9. This Court in R.C. Hitter & Sons v. C.I.T.- : 36ITR194(SC) , examined the claim of a firm for registration under Section 26A of the Act and laid down that the following were the conditions to be satisfied in order that a firm may be entitled to registration :
(i) the firm should be constituted under an instrument of partnership specifying the individual share of the partners;
(ii) an application on behalf of and signed by all partners and containing all the particulars as set out in the Rules must be made;
(iii) the application should be made before the assessment of the firm under Section 23 of the Act for that particular year;
(iv) the profits or loss, if any, of the business relating to the accounting year should have been divided or credited, as the case may be, in accordance with the terms of the instrument; and
(v) the partnership must be genuine and must actually have existed in conformity with the terms and conditions of the instrument of partnership in the accounting year.
Once such conditions are satisfied, it is the obligation of the Income-tax Officer under the Act to extend the benefit of registration and allow the firm to enjoy the benefits provided by the Act. The Tribunal did record a clear finding that these conditions were satisfied. In that view of the matter, registration as accorded by the Tribunal was in accordance with law. Once this conclusion is reached, the other questions, as we have already noted, turn out to be academic and need not be answered.

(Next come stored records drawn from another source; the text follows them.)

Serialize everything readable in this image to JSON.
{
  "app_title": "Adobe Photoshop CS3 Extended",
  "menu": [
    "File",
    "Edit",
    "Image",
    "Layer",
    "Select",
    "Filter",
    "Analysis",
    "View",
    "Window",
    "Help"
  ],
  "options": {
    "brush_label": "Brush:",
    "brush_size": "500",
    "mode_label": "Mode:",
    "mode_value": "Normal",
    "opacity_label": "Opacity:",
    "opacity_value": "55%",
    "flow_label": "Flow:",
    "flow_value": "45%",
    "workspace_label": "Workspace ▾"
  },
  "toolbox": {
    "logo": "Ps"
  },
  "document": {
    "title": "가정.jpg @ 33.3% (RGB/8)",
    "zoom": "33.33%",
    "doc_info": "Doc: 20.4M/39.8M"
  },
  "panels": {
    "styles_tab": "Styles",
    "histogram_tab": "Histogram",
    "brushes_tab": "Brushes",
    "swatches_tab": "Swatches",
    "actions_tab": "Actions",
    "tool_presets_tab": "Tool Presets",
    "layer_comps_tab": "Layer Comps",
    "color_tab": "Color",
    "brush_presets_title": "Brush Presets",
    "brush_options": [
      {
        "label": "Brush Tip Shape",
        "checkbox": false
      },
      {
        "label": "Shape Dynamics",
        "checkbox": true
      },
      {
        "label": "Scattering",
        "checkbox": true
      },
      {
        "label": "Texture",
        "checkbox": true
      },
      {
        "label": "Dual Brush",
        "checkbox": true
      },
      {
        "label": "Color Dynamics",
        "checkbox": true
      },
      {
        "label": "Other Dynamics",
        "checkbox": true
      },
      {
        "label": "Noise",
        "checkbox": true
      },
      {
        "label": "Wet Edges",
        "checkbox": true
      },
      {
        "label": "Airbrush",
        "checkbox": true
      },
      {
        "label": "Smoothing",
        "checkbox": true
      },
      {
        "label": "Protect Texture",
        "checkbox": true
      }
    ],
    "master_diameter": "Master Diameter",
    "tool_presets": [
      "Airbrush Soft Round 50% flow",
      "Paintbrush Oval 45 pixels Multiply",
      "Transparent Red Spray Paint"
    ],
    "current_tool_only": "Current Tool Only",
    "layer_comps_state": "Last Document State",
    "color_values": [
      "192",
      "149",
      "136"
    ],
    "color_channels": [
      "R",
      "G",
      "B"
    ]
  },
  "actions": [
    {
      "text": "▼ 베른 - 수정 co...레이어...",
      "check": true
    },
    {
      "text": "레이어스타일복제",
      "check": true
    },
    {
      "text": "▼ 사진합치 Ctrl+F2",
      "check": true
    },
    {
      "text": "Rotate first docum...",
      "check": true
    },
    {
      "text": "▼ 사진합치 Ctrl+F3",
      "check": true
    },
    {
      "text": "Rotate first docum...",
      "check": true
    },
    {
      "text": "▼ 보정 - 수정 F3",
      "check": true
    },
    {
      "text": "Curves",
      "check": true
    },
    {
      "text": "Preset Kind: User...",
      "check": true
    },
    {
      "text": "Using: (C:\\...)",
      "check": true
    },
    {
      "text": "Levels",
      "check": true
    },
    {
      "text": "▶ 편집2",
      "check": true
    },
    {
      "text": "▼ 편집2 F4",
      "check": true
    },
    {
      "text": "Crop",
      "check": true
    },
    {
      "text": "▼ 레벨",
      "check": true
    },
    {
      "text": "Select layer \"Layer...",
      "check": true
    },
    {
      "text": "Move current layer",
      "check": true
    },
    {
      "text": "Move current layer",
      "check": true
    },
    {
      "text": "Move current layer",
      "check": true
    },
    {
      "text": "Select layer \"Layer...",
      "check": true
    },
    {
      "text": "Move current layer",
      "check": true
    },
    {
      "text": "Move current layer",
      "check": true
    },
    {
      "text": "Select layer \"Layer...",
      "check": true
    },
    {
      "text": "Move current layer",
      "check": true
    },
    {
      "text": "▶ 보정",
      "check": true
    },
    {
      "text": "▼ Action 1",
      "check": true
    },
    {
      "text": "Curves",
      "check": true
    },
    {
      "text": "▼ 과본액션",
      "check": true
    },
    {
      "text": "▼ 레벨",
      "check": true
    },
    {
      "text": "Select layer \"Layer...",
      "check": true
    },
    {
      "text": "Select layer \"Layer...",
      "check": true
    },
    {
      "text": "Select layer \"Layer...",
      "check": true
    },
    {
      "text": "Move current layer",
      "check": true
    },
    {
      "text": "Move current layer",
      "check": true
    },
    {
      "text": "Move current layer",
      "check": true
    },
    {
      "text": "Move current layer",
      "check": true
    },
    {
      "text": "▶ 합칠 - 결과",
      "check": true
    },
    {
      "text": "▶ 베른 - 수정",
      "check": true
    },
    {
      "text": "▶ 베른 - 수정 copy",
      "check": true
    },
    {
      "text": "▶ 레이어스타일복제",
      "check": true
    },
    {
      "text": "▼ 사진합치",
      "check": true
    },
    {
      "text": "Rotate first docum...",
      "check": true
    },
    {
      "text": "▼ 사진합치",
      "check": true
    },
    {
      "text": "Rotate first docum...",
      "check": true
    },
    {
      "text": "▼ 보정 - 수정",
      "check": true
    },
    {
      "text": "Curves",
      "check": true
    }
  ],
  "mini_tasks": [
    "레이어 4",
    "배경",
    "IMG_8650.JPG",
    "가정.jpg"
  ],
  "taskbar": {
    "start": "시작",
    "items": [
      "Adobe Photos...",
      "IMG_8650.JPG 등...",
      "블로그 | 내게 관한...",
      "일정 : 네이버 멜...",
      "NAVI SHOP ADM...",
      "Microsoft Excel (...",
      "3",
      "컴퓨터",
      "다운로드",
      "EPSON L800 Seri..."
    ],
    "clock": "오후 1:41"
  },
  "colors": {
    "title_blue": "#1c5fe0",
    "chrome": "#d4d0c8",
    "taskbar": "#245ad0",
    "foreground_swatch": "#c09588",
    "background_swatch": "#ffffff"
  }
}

10. We allow the appeals, vacate the judgment of the High Court and restore that of the Tribunal. Parties shall bear their own costs in the High Court as also here.